> **Work item**
Among the lines below, list those containing the string "active".

BEGIN

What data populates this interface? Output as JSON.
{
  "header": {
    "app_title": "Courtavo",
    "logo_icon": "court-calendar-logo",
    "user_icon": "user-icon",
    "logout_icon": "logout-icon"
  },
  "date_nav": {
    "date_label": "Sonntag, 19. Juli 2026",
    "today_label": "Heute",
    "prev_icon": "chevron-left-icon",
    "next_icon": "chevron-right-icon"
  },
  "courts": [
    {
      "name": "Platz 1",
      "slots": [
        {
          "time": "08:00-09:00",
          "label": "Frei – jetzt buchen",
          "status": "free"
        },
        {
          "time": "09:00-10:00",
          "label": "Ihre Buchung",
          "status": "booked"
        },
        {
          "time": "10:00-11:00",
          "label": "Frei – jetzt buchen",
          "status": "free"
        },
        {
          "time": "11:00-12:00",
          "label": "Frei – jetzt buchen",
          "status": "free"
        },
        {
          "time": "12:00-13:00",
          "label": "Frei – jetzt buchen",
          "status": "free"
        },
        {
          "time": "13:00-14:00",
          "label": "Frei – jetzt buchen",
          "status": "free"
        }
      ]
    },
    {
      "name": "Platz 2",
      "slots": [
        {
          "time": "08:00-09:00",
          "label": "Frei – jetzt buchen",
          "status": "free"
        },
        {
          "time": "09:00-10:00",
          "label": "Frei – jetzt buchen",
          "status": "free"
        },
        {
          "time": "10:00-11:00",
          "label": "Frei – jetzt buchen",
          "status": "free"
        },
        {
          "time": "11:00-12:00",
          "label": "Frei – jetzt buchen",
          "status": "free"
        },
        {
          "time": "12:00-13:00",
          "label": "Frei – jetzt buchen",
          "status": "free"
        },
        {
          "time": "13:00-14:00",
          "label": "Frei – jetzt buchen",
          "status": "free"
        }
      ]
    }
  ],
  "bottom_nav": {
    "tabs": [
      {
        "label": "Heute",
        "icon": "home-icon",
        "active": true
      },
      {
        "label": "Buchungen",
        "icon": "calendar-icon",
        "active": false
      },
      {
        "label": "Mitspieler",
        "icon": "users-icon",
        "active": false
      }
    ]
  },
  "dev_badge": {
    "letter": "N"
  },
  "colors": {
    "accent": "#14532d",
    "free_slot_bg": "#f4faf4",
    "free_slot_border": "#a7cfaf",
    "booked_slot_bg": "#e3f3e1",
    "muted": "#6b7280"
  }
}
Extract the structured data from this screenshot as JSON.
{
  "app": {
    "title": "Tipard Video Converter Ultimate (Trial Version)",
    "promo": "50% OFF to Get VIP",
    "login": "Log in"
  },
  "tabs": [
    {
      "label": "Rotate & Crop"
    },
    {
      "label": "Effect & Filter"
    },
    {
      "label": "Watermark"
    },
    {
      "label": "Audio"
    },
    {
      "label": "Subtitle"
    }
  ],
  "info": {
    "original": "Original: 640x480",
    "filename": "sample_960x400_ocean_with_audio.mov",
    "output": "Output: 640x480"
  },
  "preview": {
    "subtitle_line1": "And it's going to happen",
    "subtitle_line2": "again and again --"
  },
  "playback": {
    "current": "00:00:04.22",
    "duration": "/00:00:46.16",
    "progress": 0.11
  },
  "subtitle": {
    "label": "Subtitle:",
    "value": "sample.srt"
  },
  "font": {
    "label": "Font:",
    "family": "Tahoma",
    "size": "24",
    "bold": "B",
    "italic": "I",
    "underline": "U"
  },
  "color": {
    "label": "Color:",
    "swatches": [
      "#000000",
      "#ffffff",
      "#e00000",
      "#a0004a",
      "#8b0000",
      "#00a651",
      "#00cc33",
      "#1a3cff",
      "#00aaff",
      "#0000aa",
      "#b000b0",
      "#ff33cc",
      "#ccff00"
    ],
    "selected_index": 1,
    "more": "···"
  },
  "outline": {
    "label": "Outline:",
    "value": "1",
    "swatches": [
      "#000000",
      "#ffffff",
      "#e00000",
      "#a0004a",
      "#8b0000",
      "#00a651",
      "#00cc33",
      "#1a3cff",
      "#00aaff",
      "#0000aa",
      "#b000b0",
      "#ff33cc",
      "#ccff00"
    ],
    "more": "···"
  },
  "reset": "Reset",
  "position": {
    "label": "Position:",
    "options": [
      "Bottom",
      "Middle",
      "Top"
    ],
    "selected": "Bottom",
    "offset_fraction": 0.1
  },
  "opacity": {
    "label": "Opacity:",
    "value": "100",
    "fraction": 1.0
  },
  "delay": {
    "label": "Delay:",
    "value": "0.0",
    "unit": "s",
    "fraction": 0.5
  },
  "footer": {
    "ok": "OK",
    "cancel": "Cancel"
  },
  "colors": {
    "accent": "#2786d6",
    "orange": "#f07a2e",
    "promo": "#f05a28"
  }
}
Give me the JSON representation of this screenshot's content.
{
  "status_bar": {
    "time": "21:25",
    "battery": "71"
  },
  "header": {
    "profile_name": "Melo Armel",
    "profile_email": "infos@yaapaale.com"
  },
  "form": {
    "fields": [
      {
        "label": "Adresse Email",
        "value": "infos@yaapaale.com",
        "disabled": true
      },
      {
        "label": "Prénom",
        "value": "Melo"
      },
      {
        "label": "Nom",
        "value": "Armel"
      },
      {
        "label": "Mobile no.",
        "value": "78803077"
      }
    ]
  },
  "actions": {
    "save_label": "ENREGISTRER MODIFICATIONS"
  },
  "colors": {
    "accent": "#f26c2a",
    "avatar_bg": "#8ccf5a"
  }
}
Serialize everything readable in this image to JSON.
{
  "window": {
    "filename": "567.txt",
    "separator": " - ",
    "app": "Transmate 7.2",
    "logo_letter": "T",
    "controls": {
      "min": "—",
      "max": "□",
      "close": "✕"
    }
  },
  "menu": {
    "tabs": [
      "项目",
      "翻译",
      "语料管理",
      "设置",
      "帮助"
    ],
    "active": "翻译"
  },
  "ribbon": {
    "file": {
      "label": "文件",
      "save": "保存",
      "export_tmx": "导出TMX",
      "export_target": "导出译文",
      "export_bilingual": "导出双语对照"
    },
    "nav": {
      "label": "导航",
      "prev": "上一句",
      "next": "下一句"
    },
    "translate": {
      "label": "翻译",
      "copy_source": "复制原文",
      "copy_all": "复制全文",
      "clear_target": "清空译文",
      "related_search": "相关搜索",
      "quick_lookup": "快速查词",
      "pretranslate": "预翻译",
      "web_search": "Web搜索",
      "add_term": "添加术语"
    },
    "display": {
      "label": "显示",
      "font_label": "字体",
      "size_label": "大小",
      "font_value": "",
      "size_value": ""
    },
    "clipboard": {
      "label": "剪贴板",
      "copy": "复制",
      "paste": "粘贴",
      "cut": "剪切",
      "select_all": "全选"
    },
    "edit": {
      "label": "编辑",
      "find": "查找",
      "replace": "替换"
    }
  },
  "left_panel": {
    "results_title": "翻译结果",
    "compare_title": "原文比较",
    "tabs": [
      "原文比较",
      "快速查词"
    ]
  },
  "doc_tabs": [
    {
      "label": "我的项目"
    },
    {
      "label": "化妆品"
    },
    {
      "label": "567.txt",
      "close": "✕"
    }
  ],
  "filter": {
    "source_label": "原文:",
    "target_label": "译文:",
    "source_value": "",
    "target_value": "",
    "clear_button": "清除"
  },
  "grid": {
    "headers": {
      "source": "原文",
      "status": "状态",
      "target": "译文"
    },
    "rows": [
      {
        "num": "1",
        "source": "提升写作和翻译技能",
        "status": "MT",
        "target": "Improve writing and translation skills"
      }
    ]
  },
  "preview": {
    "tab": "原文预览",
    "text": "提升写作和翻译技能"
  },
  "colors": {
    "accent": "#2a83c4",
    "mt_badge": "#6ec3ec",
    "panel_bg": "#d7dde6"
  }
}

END

> **Task solution**
        "active": true
        "active": false
        "active": false
    "active": "翻译"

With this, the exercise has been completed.